Assigned task
Could you filter the material and copy every line where the word "ボタンを表示" occurs?

=-=-=

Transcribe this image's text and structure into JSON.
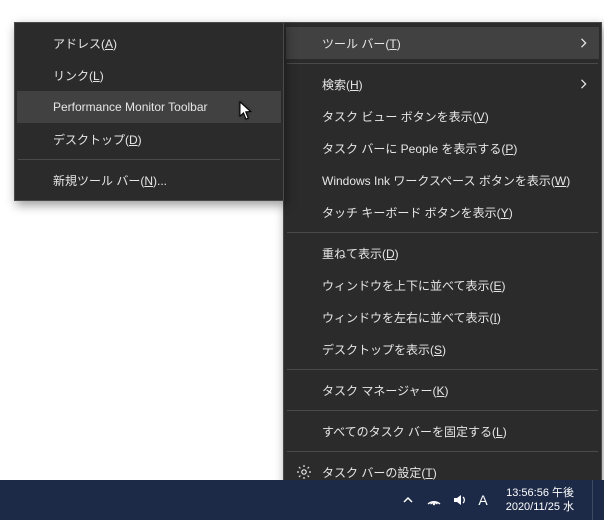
{
  "taskbar": {
    "clock_time": "13:56:56 午後",
    "clock_date": "2020/11/25 水",
    "ime_indicator": "A"
  },
  "main_menu": {
    "items": [
      {
        "label": "ツール バー(T)",
        "underline": "T",
        "submenu_arrow": true,
        "hover": true
      },
      {
        "sep": true
      },
      {
        "label": "検索(H)",
        "underline": "H",
        "submenu_arrow": true
      },
      {
        "label": "タスク ビュー ボタンを表示(V)",
        "underline": "V"
      },
      {
        "label": "タスク バーに People を表示する(P)",
        "underline": "P"
      },
      {
        "label": "Windows Ink ワークスペース ボタンを表示(W)",
        "underline": "W"
      },
      {
        "label": "タッチ キーボード ボタンを表示(Y)",
        "underline": "Y"
      },
      {
        "sep": true
      },
      {
        "label": "重ねて表示(D)",
        "underline": "D"
      },
      {
        "label": "ウィンドウを上下に並べて表示(E)",
        "underline": "E"
      },
      {
        "label": "ウィンドウを左右に並べて表示(I)",
        "underline": "I"
      },
      {
        "label": "デスクトップを表示(S)",
        "underline": "S"
      },
      {
        "sep": true
      },
      {
        "label": "タスク マネージャー(K)",
        "underline": "K"
      },
      {
        "sep": true
      },
      {
        "label": "すべてのタスク バーを固定する(L)",
        "underline": "L"
      },
      {
        "sep": true
      },
      {
        "label": "タスク バーの設定(T)",
        "underline": "T",
        "lead_icon": "gear-icon"
      }
    ]
  },
  "sub_menu": {
    "items": [
      {
        "label": "アドレス(A)",
        "underline": "A"
      },
      {
        "label": "リンク(L)",
        "underline": "L"
      },
      {
        "label": "Performance Monitor Toolbar",
        "hover": true
      },
      {
        "label": "デスクトップ(D)",
        "underline": "D"
      },
      {
        "sep": true
      },
      {
        "label": "新規ツール バー(N)...",
        "underline": "N"
      }
    ]
  }
}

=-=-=

Exercise answer
        "label": "タスク ビュー ボタンを表示(V)",
        "label": "Windows Ink ワークスペース ボタンを表示(W)",
        "label": "タッチ キーボード ボタンを表示(Y)",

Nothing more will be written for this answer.